In the New York Times.
Using a camera modified with the tubes from a security camera so he could shoot in low light - sometimes just the light of the meters on the control-room console - Mr. Rebo captured an exhausted-looking but determined Mr. Springsteen, dissatisfied with the sound and calling for endless retakes. Yet when Mr. Springsteen got behind a microphone to sing "Jungleland," he had clearly thought through every dramatic inflection, from whisper to howl.
Mr. Springsteen invited Mr. Landau, a rock journalist who had proclaimed Mr. Springsteen "rock and roll future,"to the recording sessions, and Mr. Landau started offering advice. He convinced Mr. Springsteen to leave Blauvelt and move to a first-class recording studio, the Record Plant in Manhattan, where the album was finished.In "Wings for Wheels," Mr. Springsteen describes the album as the most theatrical songwriting of his career. He says he strove to make the songs cinematic, complete with scene-setting introductions, larger-than-life characters and atmospheric interludes. "The initial lyric would have been like a bad B picture," he observes. "The end product was supposed to be like a good B picture imbued with a certain spiritual thing."
The album (needless to say, the greatest of all time) was rereleased as a three CD/DVD
set today.

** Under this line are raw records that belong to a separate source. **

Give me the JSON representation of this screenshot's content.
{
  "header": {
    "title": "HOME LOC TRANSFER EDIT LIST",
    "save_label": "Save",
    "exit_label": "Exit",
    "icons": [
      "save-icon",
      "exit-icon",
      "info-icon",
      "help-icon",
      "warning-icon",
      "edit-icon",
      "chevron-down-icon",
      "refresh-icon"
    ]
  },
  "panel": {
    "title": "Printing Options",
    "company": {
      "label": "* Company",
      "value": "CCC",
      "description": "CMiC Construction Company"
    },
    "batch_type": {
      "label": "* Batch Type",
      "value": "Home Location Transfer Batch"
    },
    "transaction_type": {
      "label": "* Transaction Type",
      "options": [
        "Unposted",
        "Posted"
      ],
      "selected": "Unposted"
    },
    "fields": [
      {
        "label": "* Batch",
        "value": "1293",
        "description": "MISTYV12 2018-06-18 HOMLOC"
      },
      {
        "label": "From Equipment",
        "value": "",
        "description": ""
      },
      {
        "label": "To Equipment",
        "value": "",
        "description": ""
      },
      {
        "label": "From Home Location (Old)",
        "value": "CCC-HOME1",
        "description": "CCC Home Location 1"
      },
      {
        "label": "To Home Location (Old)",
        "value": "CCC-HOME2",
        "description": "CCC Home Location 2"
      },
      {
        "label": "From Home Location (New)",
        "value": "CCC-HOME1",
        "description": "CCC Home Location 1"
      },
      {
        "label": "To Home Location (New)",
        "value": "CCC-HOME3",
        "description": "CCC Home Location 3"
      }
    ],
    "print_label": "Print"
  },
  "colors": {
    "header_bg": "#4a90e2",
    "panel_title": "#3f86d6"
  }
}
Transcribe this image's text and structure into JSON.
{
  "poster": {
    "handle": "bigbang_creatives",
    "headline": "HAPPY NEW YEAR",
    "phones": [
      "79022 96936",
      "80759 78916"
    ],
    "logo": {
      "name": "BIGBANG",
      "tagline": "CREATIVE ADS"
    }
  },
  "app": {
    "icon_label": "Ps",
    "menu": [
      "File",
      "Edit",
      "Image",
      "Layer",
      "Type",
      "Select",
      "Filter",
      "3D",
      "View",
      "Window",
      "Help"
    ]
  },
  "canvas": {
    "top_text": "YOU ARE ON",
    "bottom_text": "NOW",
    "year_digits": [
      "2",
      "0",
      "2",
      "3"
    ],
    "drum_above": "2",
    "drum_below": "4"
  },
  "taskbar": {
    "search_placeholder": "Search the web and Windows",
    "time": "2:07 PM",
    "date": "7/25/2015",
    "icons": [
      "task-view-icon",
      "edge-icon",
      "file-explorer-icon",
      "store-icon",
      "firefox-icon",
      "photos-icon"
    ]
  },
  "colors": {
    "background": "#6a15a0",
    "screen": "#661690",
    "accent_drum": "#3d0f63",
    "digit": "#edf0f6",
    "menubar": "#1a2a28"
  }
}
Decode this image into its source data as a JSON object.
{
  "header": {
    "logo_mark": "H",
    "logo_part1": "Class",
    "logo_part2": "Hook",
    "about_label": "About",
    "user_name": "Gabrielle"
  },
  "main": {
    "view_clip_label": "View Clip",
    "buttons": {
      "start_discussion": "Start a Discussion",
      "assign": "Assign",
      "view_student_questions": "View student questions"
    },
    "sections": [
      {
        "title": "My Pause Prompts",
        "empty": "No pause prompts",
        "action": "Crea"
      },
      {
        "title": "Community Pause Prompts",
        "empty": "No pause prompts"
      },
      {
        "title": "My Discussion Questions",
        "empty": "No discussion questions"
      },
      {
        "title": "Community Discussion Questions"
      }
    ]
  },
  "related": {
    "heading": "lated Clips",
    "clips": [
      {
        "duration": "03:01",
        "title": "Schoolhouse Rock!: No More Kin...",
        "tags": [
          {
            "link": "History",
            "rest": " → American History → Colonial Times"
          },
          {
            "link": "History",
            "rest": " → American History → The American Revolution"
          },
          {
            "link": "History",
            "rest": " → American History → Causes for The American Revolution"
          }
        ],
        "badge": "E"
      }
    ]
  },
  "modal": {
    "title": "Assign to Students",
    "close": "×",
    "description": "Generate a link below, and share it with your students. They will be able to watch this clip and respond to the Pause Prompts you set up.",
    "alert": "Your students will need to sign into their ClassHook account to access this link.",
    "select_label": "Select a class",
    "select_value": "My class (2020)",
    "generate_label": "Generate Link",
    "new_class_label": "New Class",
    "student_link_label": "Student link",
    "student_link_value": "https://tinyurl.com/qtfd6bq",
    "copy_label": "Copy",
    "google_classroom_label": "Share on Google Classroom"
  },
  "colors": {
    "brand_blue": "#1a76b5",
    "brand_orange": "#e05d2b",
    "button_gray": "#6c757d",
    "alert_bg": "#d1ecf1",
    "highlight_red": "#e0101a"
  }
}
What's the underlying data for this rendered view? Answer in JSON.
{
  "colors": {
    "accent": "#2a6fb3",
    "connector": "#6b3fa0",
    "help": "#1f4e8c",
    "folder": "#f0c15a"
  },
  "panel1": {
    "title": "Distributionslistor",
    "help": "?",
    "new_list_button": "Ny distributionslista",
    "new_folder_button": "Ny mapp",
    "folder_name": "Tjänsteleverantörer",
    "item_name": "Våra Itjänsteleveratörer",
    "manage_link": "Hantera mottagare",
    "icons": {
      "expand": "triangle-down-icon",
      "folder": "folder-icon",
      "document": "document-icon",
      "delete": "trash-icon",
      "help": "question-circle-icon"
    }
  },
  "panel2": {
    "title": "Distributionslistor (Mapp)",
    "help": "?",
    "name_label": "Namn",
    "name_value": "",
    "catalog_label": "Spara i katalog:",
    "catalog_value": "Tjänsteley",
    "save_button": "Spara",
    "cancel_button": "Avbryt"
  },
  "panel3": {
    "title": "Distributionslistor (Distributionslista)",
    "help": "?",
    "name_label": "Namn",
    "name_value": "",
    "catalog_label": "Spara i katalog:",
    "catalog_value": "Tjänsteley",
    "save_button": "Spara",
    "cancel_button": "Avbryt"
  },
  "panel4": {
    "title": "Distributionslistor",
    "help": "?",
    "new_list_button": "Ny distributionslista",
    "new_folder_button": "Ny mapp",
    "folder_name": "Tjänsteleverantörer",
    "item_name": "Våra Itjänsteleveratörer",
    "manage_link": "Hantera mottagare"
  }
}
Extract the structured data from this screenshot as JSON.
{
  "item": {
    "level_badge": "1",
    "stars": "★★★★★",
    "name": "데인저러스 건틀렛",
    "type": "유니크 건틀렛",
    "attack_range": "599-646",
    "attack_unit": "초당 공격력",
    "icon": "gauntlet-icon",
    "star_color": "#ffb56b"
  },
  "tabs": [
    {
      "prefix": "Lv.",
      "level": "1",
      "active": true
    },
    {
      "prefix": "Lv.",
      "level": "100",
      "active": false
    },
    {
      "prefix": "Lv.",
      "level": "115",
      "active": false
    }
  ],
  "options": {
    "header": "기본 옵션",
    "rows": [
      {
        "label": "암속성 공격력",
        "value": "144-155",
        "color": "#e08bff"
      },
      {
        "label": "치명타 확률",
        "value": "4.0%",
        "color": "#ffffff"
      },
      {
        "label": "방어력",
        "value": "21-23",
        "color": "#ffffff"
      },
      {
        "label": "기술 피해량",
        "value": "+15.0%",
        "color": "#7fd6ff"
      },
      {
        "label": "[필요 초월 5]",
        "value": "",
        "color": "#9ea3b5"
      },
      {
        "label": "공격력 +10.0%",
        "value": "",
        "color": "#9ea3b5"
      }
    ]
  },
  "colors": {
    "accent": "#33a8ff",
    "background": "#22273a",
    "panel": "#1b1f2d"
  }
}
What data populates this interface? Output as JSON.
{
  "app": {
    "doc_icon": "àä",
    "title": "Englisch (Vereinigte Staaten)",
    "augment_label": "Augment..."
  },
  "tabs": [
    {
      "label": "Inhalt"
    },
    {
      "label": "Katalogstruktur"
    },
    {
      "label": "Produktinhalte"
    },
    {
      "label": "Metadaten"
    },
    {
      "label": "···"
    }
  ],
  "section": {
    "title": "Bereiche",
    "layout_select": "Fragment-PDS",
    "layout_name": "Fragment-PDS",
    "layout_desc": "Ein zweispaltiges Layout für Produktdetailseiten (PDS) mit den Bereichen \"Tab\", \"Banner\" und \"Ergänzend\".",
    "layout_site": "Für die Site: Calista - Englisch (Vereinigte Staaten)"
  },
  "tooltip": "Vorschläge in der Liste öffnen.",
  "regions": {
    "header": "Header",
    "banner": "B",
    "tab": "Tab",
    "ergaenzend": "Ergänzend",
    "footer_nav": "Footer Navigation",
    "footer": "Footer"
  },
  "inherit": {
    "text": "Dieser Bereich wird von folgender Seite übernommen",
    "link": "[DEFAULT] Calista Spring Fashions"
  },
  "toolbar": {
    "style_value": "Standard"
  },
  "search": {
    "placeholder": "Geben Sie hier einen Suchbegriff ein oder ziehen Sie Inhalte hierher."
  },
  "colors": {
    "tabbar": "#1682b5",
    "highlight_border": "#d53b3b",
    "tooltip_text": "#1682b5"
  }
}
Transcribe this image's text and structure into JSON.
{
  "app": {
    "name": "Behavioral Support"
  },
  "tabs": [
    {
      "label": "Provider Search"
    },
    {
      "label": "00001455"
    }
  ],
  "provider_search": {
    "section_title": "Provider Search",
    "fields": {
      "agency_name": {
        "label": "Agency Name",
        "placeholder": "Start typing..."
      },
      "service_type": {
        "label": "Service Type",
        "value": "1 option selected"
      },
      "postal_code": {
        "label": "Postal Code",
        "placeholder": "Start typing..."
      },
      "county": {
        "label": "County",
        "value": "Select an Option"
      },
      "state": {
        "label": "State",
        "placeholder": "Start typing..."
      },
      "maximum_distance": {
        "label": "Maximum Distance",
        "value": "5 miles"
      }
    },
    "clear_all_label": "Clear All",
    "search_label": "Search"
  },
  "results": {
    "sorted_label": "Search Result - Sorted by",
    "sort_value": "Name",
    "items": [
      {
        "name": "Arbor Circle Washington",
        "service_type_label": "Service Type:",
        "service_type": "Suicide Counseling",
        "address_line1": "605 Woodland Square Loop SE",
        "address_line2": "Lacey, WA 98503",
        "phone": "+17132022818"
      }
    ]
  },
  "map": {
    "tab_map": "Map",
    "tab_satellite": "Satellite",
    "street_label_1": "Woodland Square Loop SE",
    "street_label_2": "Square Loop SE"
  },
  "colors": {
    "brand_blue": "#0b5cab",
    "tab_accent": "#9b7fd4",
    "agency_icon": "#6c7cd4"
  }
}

Shankar got a preview at the Springsteen symposium and he's still catatonic. (Hat tip: J.T.)